Historically, several HWO system designs have been considered for use in floating operations. These systems include deck-mounted and derrick-suspended systems. All of the systems known to have been used to date have used above-the-floor snubbing equipment.
In 1998, an HWO job was performed on a subsea well from a GOM semisubmersible floating drilling and production facility. In this 2,100-ft water depth application, an above-the-floor-deployed HWO unit was motion compensated with the drillstring-compensation system. A high-pressure riser consisting of 5-in. drillpipe was run inside a standard drilling riser. The system design was intended to account for a relative motion of ±5 feet between the rig and riser.1
In 2007, the intervention challenge is greater. Increasingly, new technology allows GOM field exploration in deeper, higher pressure reservoirs. Economics demand that creative well intervention services continue to be employed to safely extend to unproven reserves in deep, high-pressure zones.
To improve access to these reserves, it is now desired to develop a rig-assist HWO unit that can be deployed below the rig floor of a deepwater production and drilling facility. Typically, such offshore facilities are not designed with HWO intervention capability in mind. Space is often at a premium and devoted primarily to production requirements. Standard rig-assist HWO units often require a sizeable footprint above deck for well intervention work, and the space available below the floor of a floating rig does not easily accommodate a large HWO equipment package. As a result, a custom-engineered HWO design is being developed (see Fig. 1).

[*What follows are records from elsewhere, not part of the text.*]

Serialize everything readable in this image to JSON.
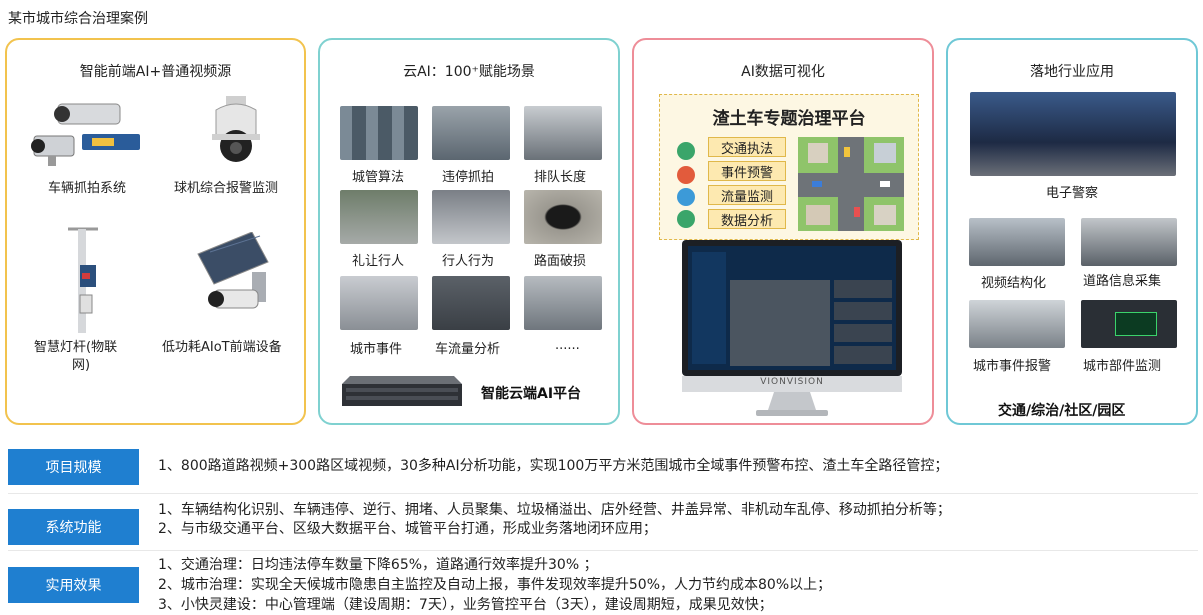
{
  "page_title": "某市城市综合治理案例",
  "panels": {
    "front": {
      "title": "智能前端AI+普通视频源",
      "devices": [
        {
          "label": "车辆抓拍系统",
          "icon": "camera-icon"
        },
        {
          "label": "球机综合报警监测",
          "icon": "dome-camera-icon"
        },
        {
          "label": "智慧灯杆(物联网)",
          "line1": "智慧灯杆(物联",
          "line2": "网)",
          "icon": "smart-pole-icon"
        },
        {
          "label": "低功耗AIoT前端设备",
          "icon": "solar-camera-icon"
        }
      ]
    },
    "cloud": {
      "title": "云AI：100⁺赋能场景",
      "scenes": [
        "城管算法",
        "违停抓拍",
        "排队长度",
        "礼让行人",
        "行人行为",
        "路面破损",
        "城市事件",
        "车流量分析",
        "......"
      ],
      "platform": "智能云端AI平台"
    },
    "viz": {
      "title": "AI数据可视化",
      "platform_title": "渣土车专题治理平台",
      "features": [
        "交通执法",
        "事件预警",
        "流量监测",
        "数据分析"
      ],
      "monitor_brand": "VIONVISION"
    },
    "apps": {
      "title": "落地行业应用",
      "items": [
        "电子警察",
        "视频结构化",
        "道路信息采集",
        "城市事件报警",
        "城市部件监测"
      ],
      "footer": "交通/综治/社区/园区"
    }
  },
  "rows": [
    {
      "label": "项目规模",
      "lines": [
        "1、800路道路视频+300路区域视频，30多种AI分析功能，实现100万平方米范围城市全域事件预警布控、渣土车全路径管控；"
      ]
    },
    {
      "label": "系统功能",
      "lines": [
        "1、车辆结构化识别、车辆违停、逆行、拥堵、人员聚集、垃圾桶溢出、店外经营、井盖异常、非机动车乱停、移动抓拍分析等；",
        "2、与市级交通平台、区级大数据平台、城管平台打通，形成业务落地闭环应用；"
      ]
    },
    {
      "label": "实用效果",
      "lines": [
        "1、交通治理：日均违法停车数量下降65%，道路通行效率提升30% ；",
        "2、城市治理：实现全天候城市隐患自主监控及自动上报，事件发现效率提升50%，人力节约成本80%以上；",
        "3、小快灵建设：中心管理端（建设周期：7天），业务管控平台（3天），建设周期短，成果见效快；"
      ]
    }
  ],
  "colors": {
    "panel1": "#f2c34e",
    "panel2": "#7fd1d0",
    "panel3": "#ee8d98",
    "panel4": "#6fc8d6",
    "label_bg": "#1f7fd0"
  }
}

A deepwater, high-pressure field located about 90 miles offshore Louisiana in over 6,000 ft of water is being developed using a permanently moored semisubmersible production and drilling facility. All the wells feature subsea completions from locations surrounding mud-line production manifolds.